*Goal of the exercise:* The expected output is each line in the data below that includes the string "JSON".

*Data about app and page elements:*
▼

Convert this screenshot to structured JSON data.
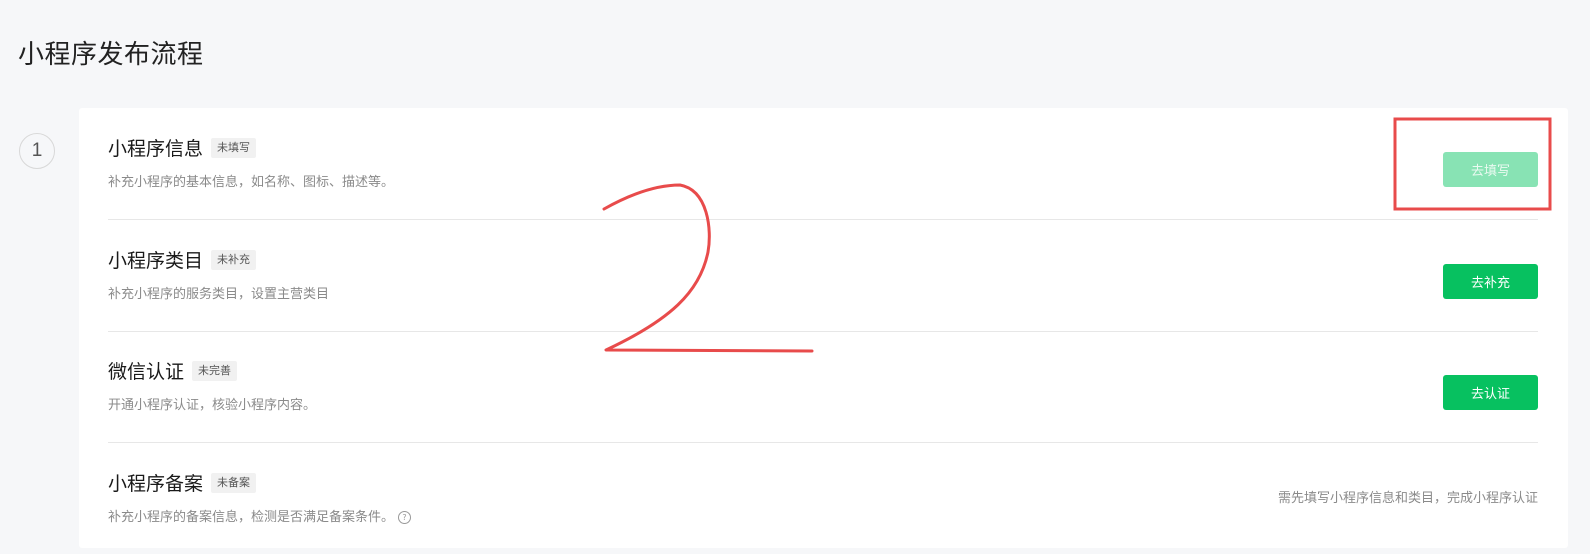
{
  "page": {
    "title": "小程序发布流程"
  },
  "step": {
    "number": "1"
  },
  "rows": [
    {
      "title": "小程序信息",
      "badge": "未填写",
      "desc": "补充小程序的基本信息，如名称、图标、描述等。",
      "action": "去填写",
      "state": "disabled"
    },
    {
      "title": "小程序类目",
      "badge": "未补充",
      "desc": "补充小程序的服务类目，设置主营类目",
      "action": "去补充",
      "state": "enabled"
    },
    {
      "title": "微信认证",
      "badge": "未完善",
      "desc": "开通小程序认证，核验小程序内容。",
      "action": "去认证",
      "state": "enabled"
    },
    {
      "title": "小程序备案",
      "badge": "未备案",
      "desc": "补充小程序的备案信息，检测是否满足备案条件。",
      "help_icon": "?",
      "note": "需先填写小程序信息和类目，完成小程序认证"
    }
  ],
  "annotation": {
    "handwritten_text": "2",
    "color": "#e84b4b"
  },
  "colors": {
    "primary": "#07c160",
    "primary_disabled": "#88e3b4"
  }
}
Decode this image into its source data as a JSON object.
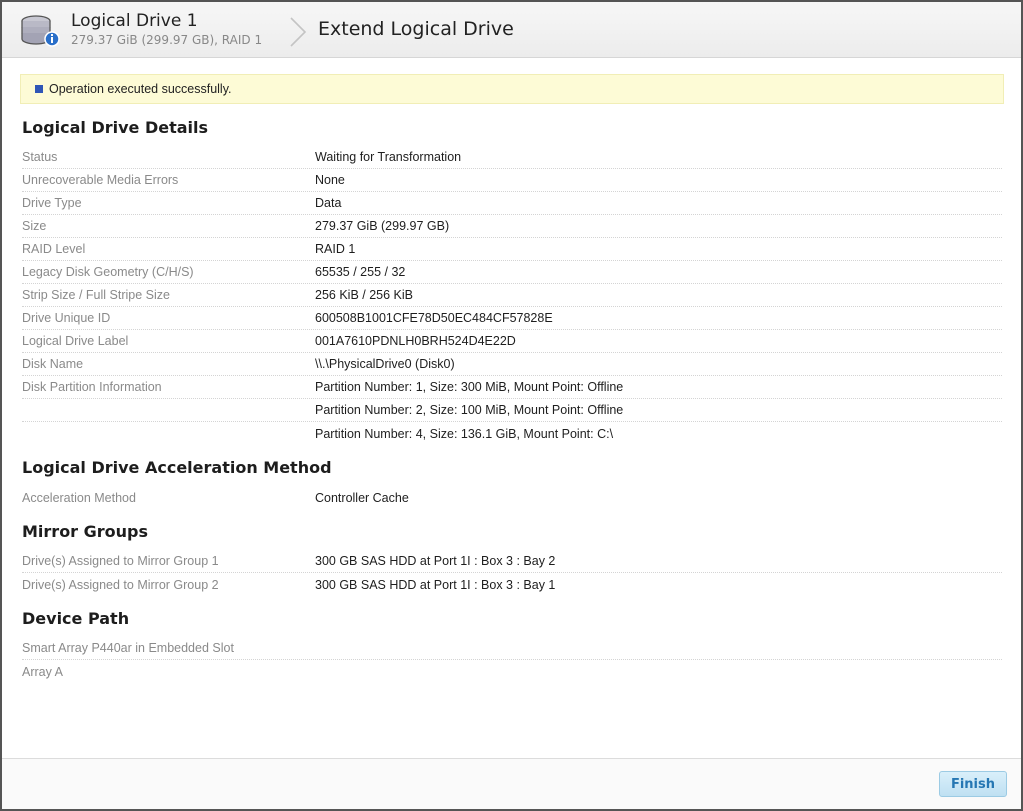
{
  "header": {
    "drive_title": "Logical Drive 1",
    "drive_subtitle": "279.37 GiB (299.97 GB), RAID 1",
    "page_title": "Extend Logical Drive"
  },
  "banner": {
    "message": "Operation executed successfully."
  },
  "sections": {
    "details": {
      "title": "Logical Drive Details",
      "rows": [
        {
          "label": "Status",
          "value": "Waiting for Transformation"
        },
        {
          "label": "Unrecoverable Media Errors",
          "value": "None"
        },
        {
          "label": "Drive Type",
          "value": "Data"
        },
        {
          "label": "Size",
          "value": "279.37 GiB (299.97 GB)"
        },
        {
          "label": "RAID Level",
          "value": "RAID 1"
        },
        {
          "label": "Legacy Disk Geometry (C/H/S)",
          "value": "65535 / 255 / 32"
        },
        {
          "label": "Strip Size / Full Stripe Size",
          "value": "256 KiB / 256 KiB"
        },
        {
          "label": "Drive Unique ID",
          "value": "600508B1001CFE78D50EC484CF57828E"
        },
        {
          "label": "Logical Drive Label",
          "value": "001A7610PDNLH0BRH524D4E22D"
        },
        {
          "label": "Disk Name",
          "value": "\\\\.\\PhysicalDrive0 (Disk0)"
        },
        {
          "label": "Disk Partition Information",
          "value": "Partition Number: 1, Size: 300 MiB, Mount Point: Offline"
        },
        {
          "label": "",
          "value": "Partition Number: 2, Size: 100 MiB, Mount Point: Offline"
        },
        {
          "label": "",
          "value": "Partition Number: 4, Size: 136.1 GiB, Mount Point: C:\\"
        }
      ]
    },
    "acceleration": {
      "title": "Logical Drive Acceleration Method",
      "rows": [
        {
          "label": "Acceleration Method",
          "value": "Controller Cache"
        }
      ]
    },
    "mirror": {
      "title": "Mirror Groups",
      "rows": [
        {
          "label": "Drive(s) Assigned to Mirror Group 1",
          "value": "300 GB SAS HDD at Port 1I : Box 3 : Bay 2"
        },
        {
          "label": "Drive(s) Assigned to Mirror Group 2",
          "value": "300 GB SAS HDD at Port 1I : Box 3 : Bay 1"
        }
      ]
    },
    "device_path": {
      "title": "Device Path",
      "rows": [
        {
          "label": "Smart Array P440ar in Embedded Slot",
          "value": ""
        },
        {
          "label": "Array A",
          "value": ""
        }
      ]
    }
  },
  "footer": {
    "finish_label": "Finish"
  },
  "colors": {
    "banner_bg": "#fdfbd6",
    "banner_marker": "#2f56b6",
    "finish_text": "#2677b3"
  },
  "icons": {
    "drive": "logical-drive-info-icon",
    "breadcrumb": "chevron-right-icon"
  }
}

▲

*Output for this task:*
Convert this screenshot to structured JSON data.
Decode this image into its source data as a JSON object.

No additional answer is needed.